Scan the records for the word "data". Return each line where it is found.

*** Opening Material provided ***

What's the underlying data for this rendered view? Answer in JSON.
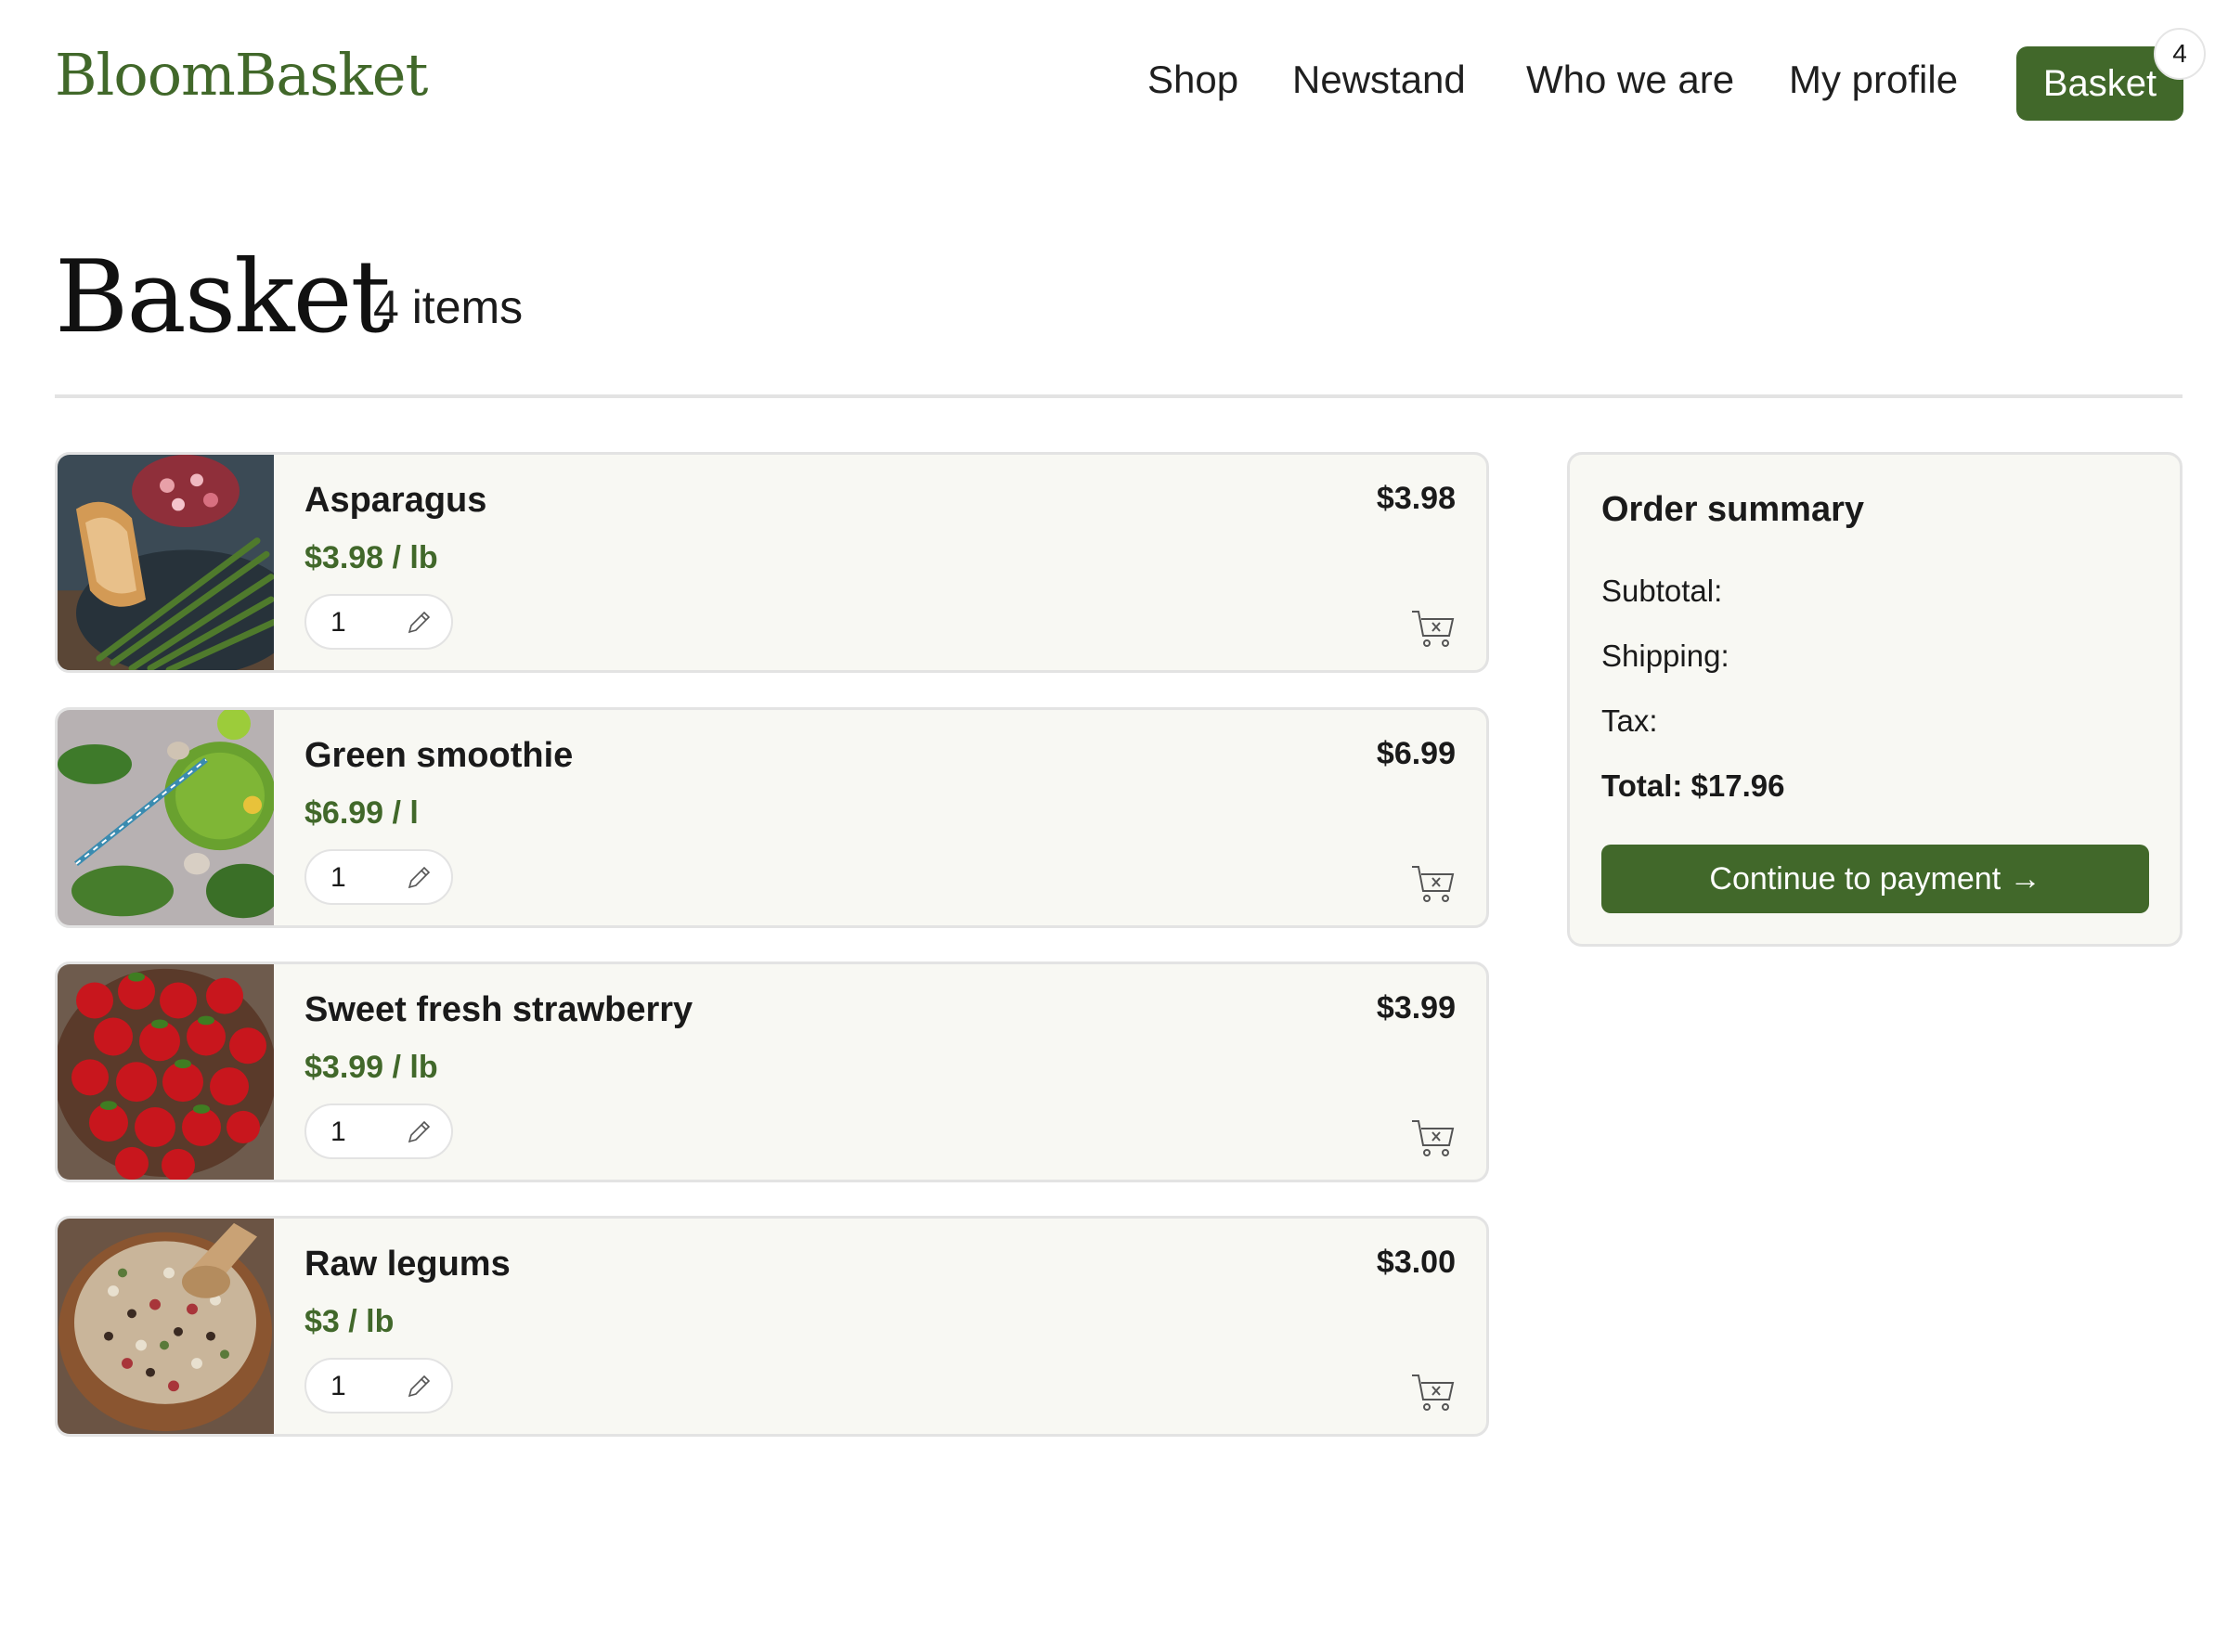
{
  "header": {
    "logo": "BloomBasket",
    "nav": {
      "shop": "Shop",
      "newstand": "Newstand",
      "who_we_are": "Who we are",
      "my_profile": "My profile",
      "basket": "Basket"
    },
    "basket_count": "4"
  },
  "page": {
    "title": "Basket",
    "item_count": "4 items"
  },
  "items": [
    {
      "name": "Asparagus",
      "unit_price": "$3.98 / lb",
      "total": "$3.98",
      "quantity": "1"
    },
    {
      "name": "Green smoothie",
      "unit_price": "$6.99 / l",
      "total": "$6.99",
      "quantity": "1"
    },
    {
      "name": "Sweet fresh strawberry",
      "unit_price": "$3.99 / lb",
      "total": "$3.99",
      "quantity": "1"
    },
    {
      "name": "Raw legums",
      "unit_price": "$3 / lb",
      "total": "$3.00",
      "quantity": "1"
    }
  ],
  "summary": {
    "title": "Order summary",
    "subtotal": "Subtotal:",
    "shipping": "Shipping:",
    "tax": "Tax:",
    "total": "Total: $17.96",
    "cta": "Continue to payment →"
  },
  "icons": {
    "edit": "pencil-icon",
    "remove": "cart-remove-icon"
  },
  "colors": {
    "brand": "#41682a",
    "card_bg": "#f8f8f3",
    "border": "#e3e3e3"
  }
}
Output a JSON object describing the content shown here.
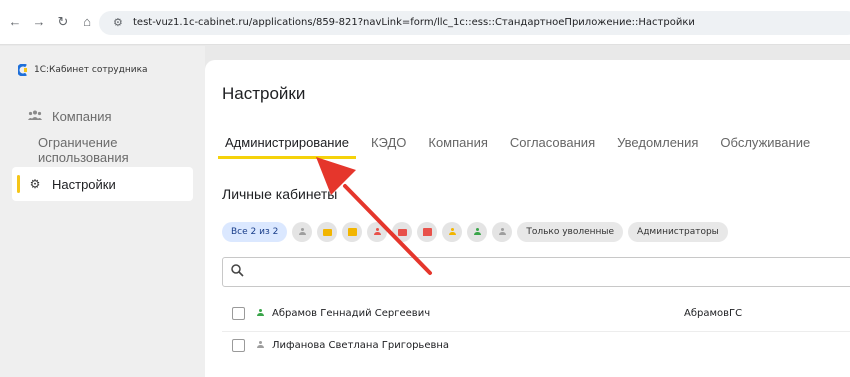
{
  "browser": {
    "url": "test-vuz1.1c-cabinet.ru/applications/859-821?navLink=form/llc_1c::ess::СтандартноеПриложение::Настройки"
  },
  "brand": {
    "name": "1С:Кабинет сотрудника",
    "logo_color": "#1e6fd9"
  },
  "sidebar": {
    "items": [
      {
        "label": "Компания",
        "icon": "people-icon"
      },
      {
        "label": "Ограничение использования"
      },
      {
        "label": "Настройки",
        "icon": "gear-icon",
        "active": true
      }
    ]
  },
  "page": {
    "title": "Настройки"
  },
  "tabs": [
    {
      "label": "Администрирование",
      "active": true
    },
    {
      "label": "КЭДО"
    },
    {
      "label": "Компания"
    },
    {
      "label": "Согласования"
    },
    {
      "label": "Уведомления"
    },
    {
      "label": "Обслуживание"
    }
  ],
  "section": {
    "title": "Личные кабинеты"
  },
  "filters": {
    "count_chip": "Все 2 из 2",
    "icon_chips": [
      {
        "icon": "person-icon",
        "color": "#9e9e9e"
      },
      {
        "icon": "mail-icon",
        "color": "#f2b500"
      },
      {
        "icon": "chat-icon",
        "color": "#f2b500"
      },
      {
        "icon": "person-icon",
        "color": "#e8514a"
      },
      {
        "icon": "mail-icon",
        "color": "#e8514a"
      },
      {
        "icon": "chat-icon",
        "color": "#e8514a"
      },
      {
        "icon": "person-icon",
        "color": "#f2b500"
      },
      {
        "icon": "person-icon",
        "color": "#3aa54a"
      },
      {
        "icon": "person-icon",
        "color": "#9e9e9e"
      }
    ],
    "fired_chip": "Только уволенные",
    "admins_chip": "Администраторы"
  },
  "search": {
    "placeholder": ""
  },
  "users": [
    {
      "name": "Абрамов Геннадий Сергеевич",
      "login": "АбрамовГС",
      "status_color": "#3aa54a"
    },
    {
      "name": "Лифанова Светлана Григорьевна",
      "login": "",
      "status_color": "#9e9e9e"
    }
  ],
  "annotation": {
    "arrow_color": "#e5362c"
  }
}
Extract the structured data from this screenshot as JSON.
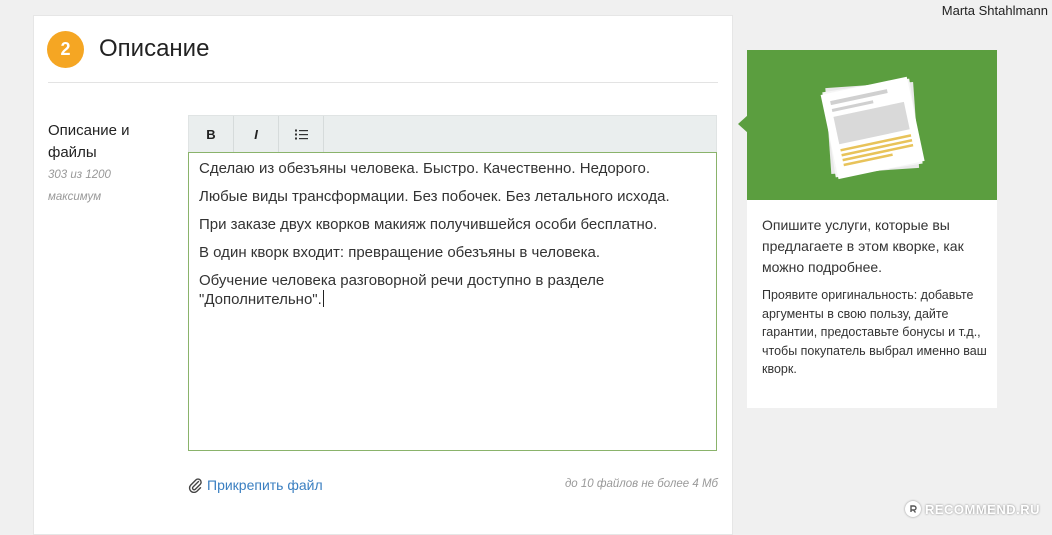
{
  "header": {
    "username": "Marta Shtahlmann"
  },
  "section": {
    "step_number": "2",
    "title": "Описание"
  },
  "field": {
    "label": "Описание и файлы",
    "counter": "303 из 1200 максимум"
  },
  "toolbar": {
    "bold_label": "B",
    "italic_label": "I"
  },
  "editor": {
    "paragraphs": [
      "Сделаю из обезъяны человека. Быстро. Качественно. Недорого.",
      "Любые виды трансформации. Без побочек. Без летального исхода.",
      "При заказе двух кворков макияж получившейся особи бесплатно.",
      "В один кворк входит: превращение обезъяны в человека.",
      "Обучение человека разговорной речи доступно в разделе \"Дополнительно\"."
    ]
  },
  "attachments": {
    "link_label": "Прикрепить файл",
    "limit_hint": "до 10 файлов не более 4 Мб"
  },
  "help": {
    "main_text": "Опишите услуги, которые вы предлагаете в этом кворке, как можно подробнее.",
    "sub_text": "Проявите оригинальность: добавьте аргументы в свою пользу, дайте гарантии, предоставьте бонусы и т.д., чтобы покупатель выбрал именно ваш кворк."
  },
  "watermark": {
    "text": "RECOMMEND.RU"
  },
  "colors": {
    "accent_orange": "#f5a623",
    "help_green": "#5b9e3f",
    "link_blue": "#3a7fc1",
    "editor_border": "#8ab36b"
  }
}
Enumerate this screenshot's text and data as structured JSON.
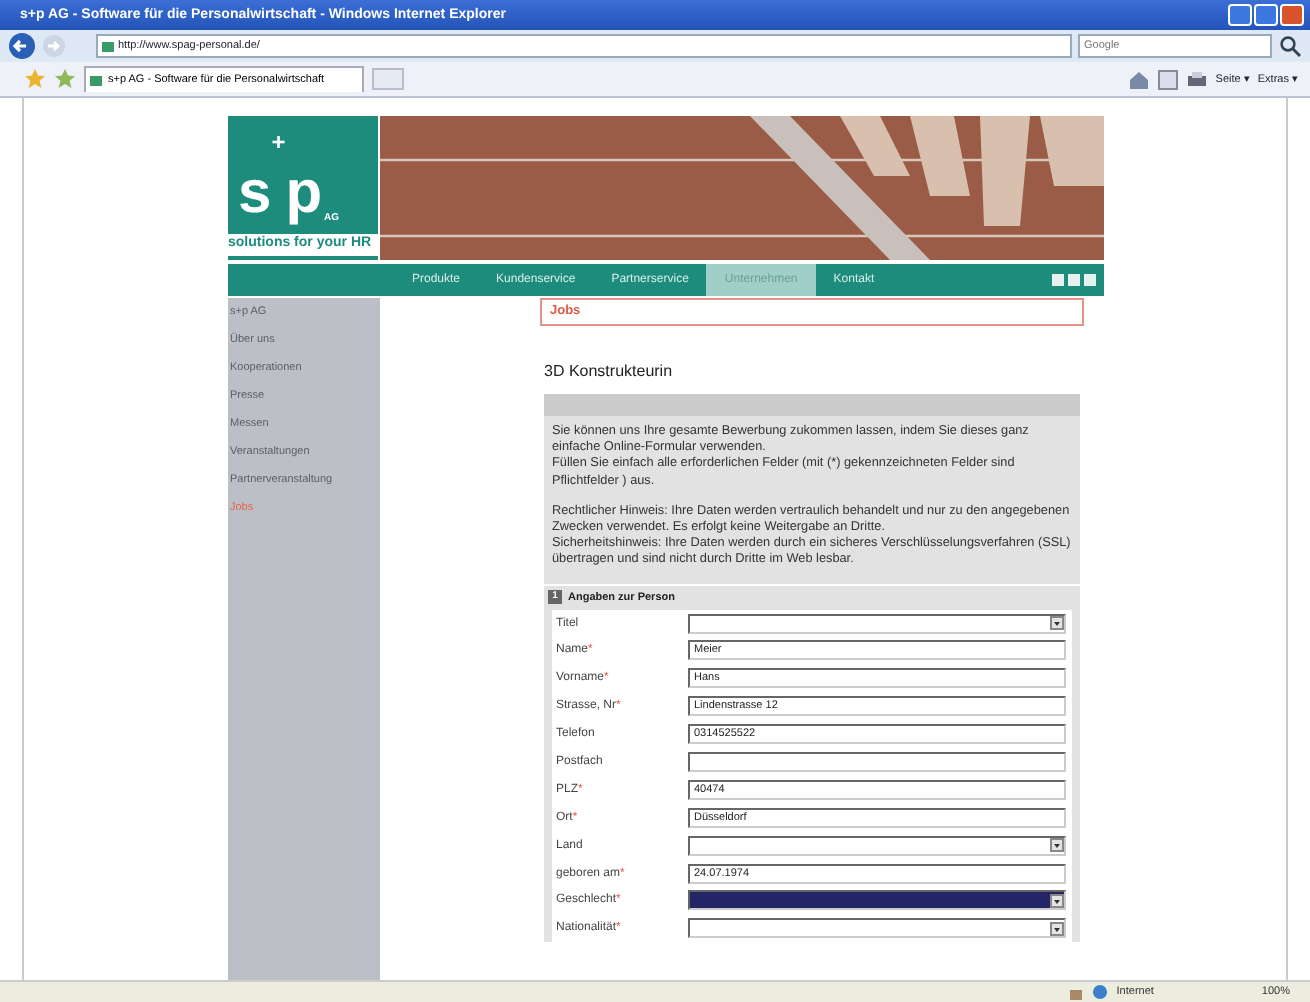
{
  "window": {
    "title": "s+p AG - Software für die Personalwirtschaft - Windows Internet Explorer"
  },
  "browser": {
    "address": "http://www.spag-personal.de/",
    "search_placeholder": "Google",
    "tab": "s+p AG - Software für die Personalwirtschaft",
    "tools": [
      "Seite ▾",
      "Extras ▾"
    ]
  },
  "logo": {
    "letter_1": "s",
    "plus": "+",
    "letter_2": "p",
    "suffix": "AG",
    "slogan": "solutions for your HR"
  },
  "nav": [
    {
      "label": "Produkte",
      "selected": false
    },
    {
      "label": "Kundenservice",
      "selected": false
    },
    {
      "label": "Partnerservice",
      "selected": false
    },
    {
      "label": "Unternehmen",
      "selected": true
    },
    {
      "label": "Kontakt",
      "selected": false
    }
  ],
  "sidebar": [
    {
      "label": "s+p AG",
      "selected": false
    },
    {
      "label": "Über uns",
      "selected": false
    },
    {
      "label": "Kooperationen",
      "selected": false
    },
    {
      "label": "Presse",
      "selected": false
    },
    {
      "label": "Messen",
      "selected": false
    },
    {
      "label": "Veranstaltungen",
      "selected": false
    },
    {
      "label": "Partnerveranstaltung",
      "selected": false
    },
    {
      "label": "Jobs",
      "selected": true
    }
  ],
  "breadcrumb": "Jobs",
  "heading": "3D Konstrukteurin",
  "intro": [
    [
      "Sie können uns Ihre gesamte Bewerbung zukommen lassen, indem Sie dieses ganz einfache Online-Formular verwenden.",
      "Füllen Sie einfach alle erforderlichen Felder (mit (*) gekennzeichneten Felder sind Pflichtfelder ) aus."
    ],
    [
      "Rechtlicher Hinweis: Ihre Daten werden vertraulich behandelt und nur zu den angegebenen Zwecken verwendet. Es erfolgt keine Weitergabe an Dritte.",
      "Sicherheitshinweis: Ihre Daten werden durch ein sicheres Verschlüsselungsverfahren (SSL) übertragen und sind nicht durch Dritte im Web lesbar."
    ]
  ],
  "section": {
    "number": "1",
    "title": "Angaben zur Person"
  },
  "fields": [
    {
      "label": "Titel",
      "required": false,
      "kind": "select",
      "highlighted": false
    },
    {
      "label": "Name",
      "required": true,
      "kind": "text",
      "value": "Meier",
      "highlighted": false
    },
    {
      "label": "Vorname",
      "required": true,
      "kind": "text",
      "value": "Hans",
      "highlighted": false
    },
    {
      "label": "Strasse, Nr",
      "required": true,
      "kind": "text",
      "value": "Lindenstrasse 12",
      "highlighted": false
    },
    {
      "label": "Telefon",
      "required": false,
      "kind": "text",
      "value": "0314525522",
      "highlighted": false
    },
    {
      "label": "Postfach",
      "required": false,
      "kind": "text",
      "highlighted": false
    },
    {
      "label": "PLZ",
      "required": true,
      "kind": "text",
      "value": "40474",
      "highlighted": false
    },
    {
      "label": "Ort",
      "required": true,
      "kind": "text",
      "value": "Düsseldorf",
      "highlighted": false
    },
    {
      "label": "Land",
      "required": false,
      "kind": "select",
      "highlighted": false
    },
    {
      "label": "geboren am",
      "required": true,
      "kind": "text",
      "value": "24.07.1974",
      "highlighted": false
    },
    {
      "label": "Geschlecht",
      "required": true,
      "kind": "select",
      "highlighted": true
    },
    {
      "label": "Nationalität",
      "required": true,
      "kind": "select",
      "highlighted": false
    }
  ],
  "required_mark": "*",
  "status_bar": {
    "zone": "Internet",
    "zoom": "100%"
  }
}
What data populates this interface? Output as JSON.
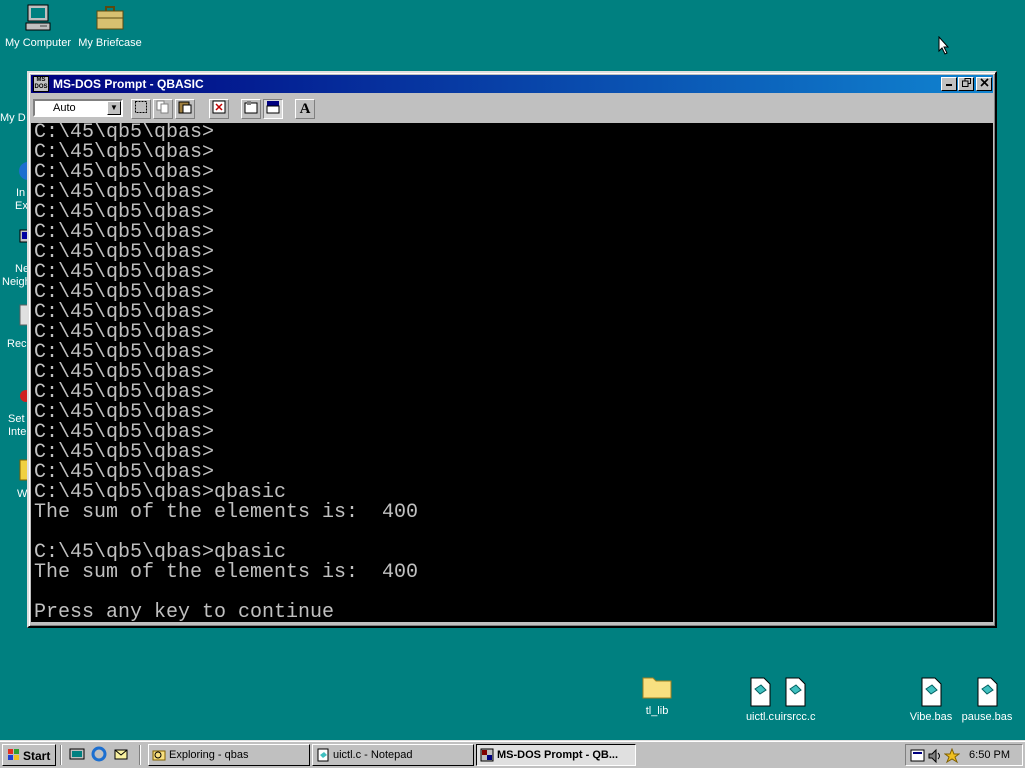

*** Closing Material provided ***

Task output -
What's the underlying data for this rendered view? Answer in JSON.
Extract the structured data from this screenshot as JSON.
Enumerate this screenshot's text and data as structured JSON.
What data populates this interface? Output as JSON.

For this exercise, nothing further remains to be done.